This Week in Gaming Business – It’s The Green You Need

It’s time for another gaming business roundup, and this week, we’ve got green initiatives in gaming, as well as another round of acquisitions, more layoffs, and some slightly sobering losses for a couple of studios.

Let’s take a look at what’s been happening this week on the business end (so to speak) of the gaming industry!

Guilty Gear dev Arc System Works opens a new branch

Arc System Works now has a European presence.

Arc System Works, best known for fighting games like Guilty Gear and BlazBlue, opened a new branch this week, expanding its operations to Europe for the first time.

Catchily named Arc System Works Europe, the branch is based in Paris, and its first endeavor is the European release of upcoming anime and manga tie-in game Hunter x Hunter Nen x Impact, which is coming to PC, PS5, and Switch later this year.

Green initiatives abound in the gaming industry

The environmental impact of game development is an issue that’s becoming more and more pressing for the industry. Whether it’s developers commenting on the harmful nature of NFTs or indie devs sharing reports on their climate impact, the green question is one that pressingly needs to be answered.

This week, two new initiatives sprung up that aim to contribute to this conversation.

The first, Make Green Tuesday Moves, sees not-for-profit climate organization Planet Play bringing new DLC to games like Avakin Life and Subway Surfers in order to highlight green initiatives and projects. The org’s first partner is none other than 80s legend David Hasselhoff.

This week also saw the launch of the Sustainable Games Alliance, a non-profit dedicated to making the gaming industry “the leader in sustainability” by setting new goals for environmental responsibility.

Layoffs and losses

The player running to avoid a boss in Tales of Kenzera: Zau, a game included in this week's gaming business roundup
Tales of Kenzera: Zau developer Surgent Studios has been hit by layoffs.

Sadly, the gaming industry is still looking a little gloomy, and that means some studios made layoffs this week, while others reported somewhat sobering losses that should give us pause for thought.

In the world of layoffs, Watch Dogs: Legion studio Ubisoft Toronto laid off around 30 employees earlier this week, ostensibly an effort to “deliver on its ambitious roadmap”. I’m not much of a fan of that kind of wording.

Tales of Kenzera: Zau developer Surgent Studios also confirmed layoffs this week, letting around a dozen employees go and pointing to a “difficult time in the games industry” as its reason.

Two major companies also announced losses this week, the first of which was Dying Light 2 studio Techland, which lost around $25 million last year.

It joins workhorse studio Tose, which revised its projection for the financial year ending in August from a 20 million yen profit to a 450 million yen loss owing to the cancellation of projects by some of its partners, likely including Square Enix. This one hits particularly hard because Tose hasn’t posted a loss in 20 years.

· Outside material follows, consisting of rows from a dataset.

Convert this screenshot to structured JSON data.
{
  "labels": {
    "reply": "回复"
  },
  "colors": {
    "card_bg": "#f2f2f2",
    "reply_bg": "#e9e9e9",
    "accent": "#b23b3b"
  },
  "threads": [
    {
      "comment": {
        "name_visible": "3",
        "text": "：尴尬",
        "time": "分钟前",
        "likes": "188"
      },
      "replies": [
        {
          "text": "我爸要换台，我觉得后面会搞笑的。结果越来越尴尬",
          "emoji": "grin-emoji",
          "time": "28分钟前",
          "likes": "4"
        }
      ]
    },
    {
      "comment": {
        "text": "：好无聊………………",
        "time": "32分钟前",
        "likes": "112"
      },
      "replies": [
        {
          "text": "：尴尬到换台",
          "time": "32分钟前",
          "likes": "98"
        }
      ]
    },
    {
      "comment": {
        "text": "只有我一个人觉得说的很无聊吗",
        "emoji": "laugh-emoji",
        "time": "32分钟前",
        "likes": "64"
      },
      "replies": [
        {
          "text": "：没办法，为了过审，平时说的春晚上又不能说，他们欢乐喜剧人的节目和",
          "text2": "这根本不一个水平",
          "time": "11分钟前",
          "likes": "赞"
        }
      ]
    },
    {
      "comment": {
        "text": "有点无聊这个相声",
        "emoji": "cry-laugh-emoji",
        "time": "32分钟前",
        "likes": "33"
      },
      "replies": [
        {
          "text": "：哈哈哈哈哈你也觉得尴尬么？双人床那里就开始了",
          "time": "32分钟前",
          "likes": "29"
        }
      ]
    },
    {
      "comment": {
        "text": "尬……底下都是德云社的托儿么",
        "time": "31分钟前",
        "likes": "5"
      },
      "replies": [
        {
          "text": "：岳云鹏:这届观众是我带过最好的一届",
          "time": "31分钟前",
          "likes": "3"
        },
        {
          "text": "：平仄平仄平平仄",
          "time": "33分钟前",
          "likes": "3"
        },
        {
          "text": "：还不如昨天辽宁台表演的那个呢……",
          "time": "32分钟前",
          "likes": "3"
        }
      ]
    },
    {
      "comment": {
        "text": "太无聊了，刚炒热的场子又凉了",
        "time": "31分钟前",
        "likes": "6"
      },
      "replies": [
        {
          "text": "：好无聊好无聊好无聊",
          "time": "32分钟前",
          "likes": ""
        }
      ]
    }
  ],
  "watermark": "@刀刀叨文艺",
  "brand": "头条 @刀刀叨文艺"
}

More acquisitions

This week has also seen a number of studios being acquired or gaining new investment, beginning with legendary iconoclast Devolver Digital, in which publisher Kwalee now owns a 3.58% stake.

Keywords, a large “technical and creative solutions provider” that counts studios like Hardsuit Labs and High Voltage among its roster, was acquired this week by newly-formed UK company Houting UK for a whopping £2.2 billion (roughly $2.81 billion).

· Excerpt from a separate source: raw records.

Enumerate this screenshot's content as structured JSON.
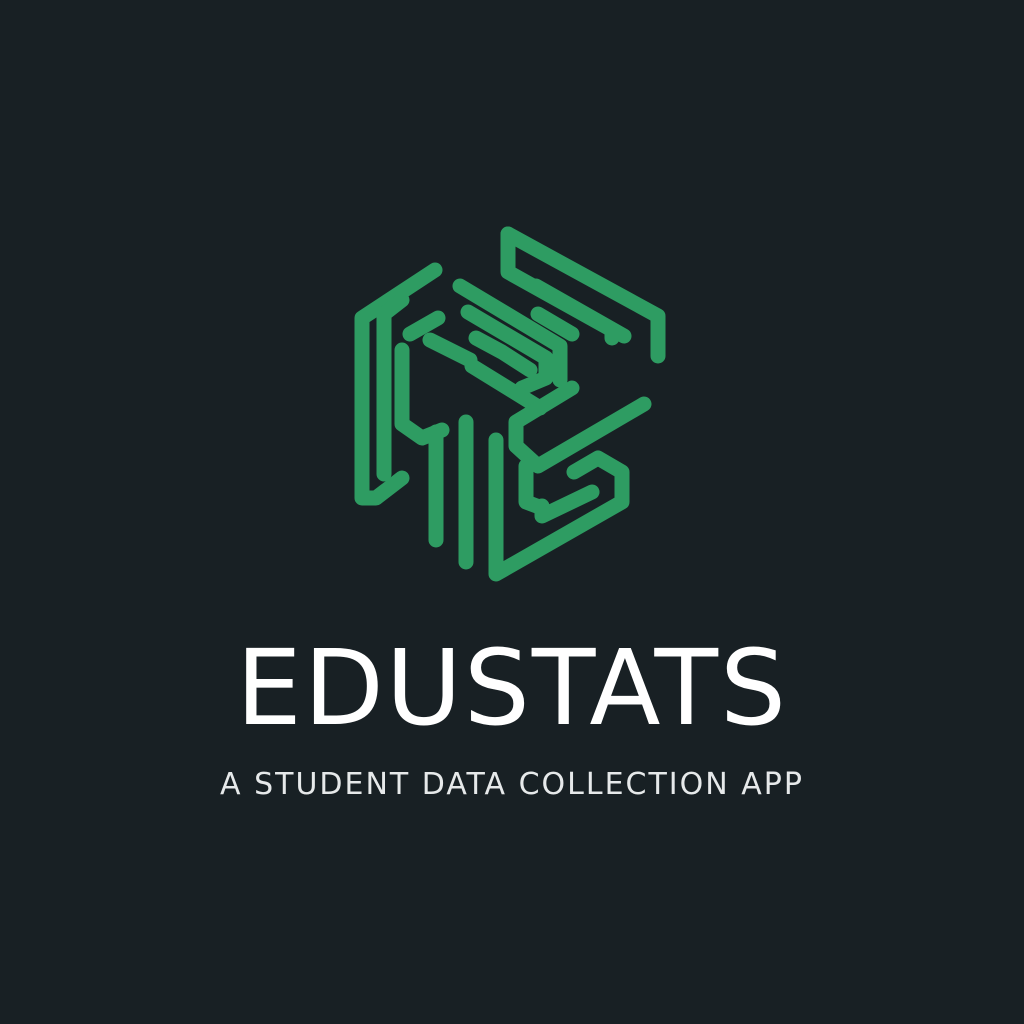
{
  "brand": {
    "name": "EDUSTATS",
    "tagline": "A STUDENT DATA COLLECTION APP"
  },
  "colors": {
    "background": "#182024",
    "logo_green": "#2e9c62",
    "text_primary": "#ffffff",
    "text_secondary": "#e6e9ea"
  },
  "logo": {
    "icon": "abstract-green-cube-maze-icon"
  }
}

Elsewhere, Capcom announced that it has acquired two thirds of CG production company Minimum Studios’ shares, and sports media company Sporty Group acquired the rights to Sensible Soccer spiritual successor Sociable Soccer.

Also in the industry this week

Two characters fighting in Warlander
Warlander is being published by its developer now. Hooray!

We’ve just got time for a little look at some of the other stories that have been circulating in the gaming industry this week.

If you’re a fan of MOBA-come-hack-and-slash-RPG Warlander, you’ll be pleased to know developer Toylogic took over its publishing duties this week, and if you love military warfare games, then World of Tanks Blitz passing $1 billion in revenue is sure to tickle you.

We also took a detailed look at two major stories in the industry: Palia developer Singularity 6 being acquired by Daybreak, and Star Citizen studio Cloud Imperium being ordered to pay compensation to a disabled employee over a discrimination claim.

That marks the end of another gaming business roundup! There’s lots to chew over this week, but make sure you join us again next week, when we’ll be taking another look at the industry and all its goings-on.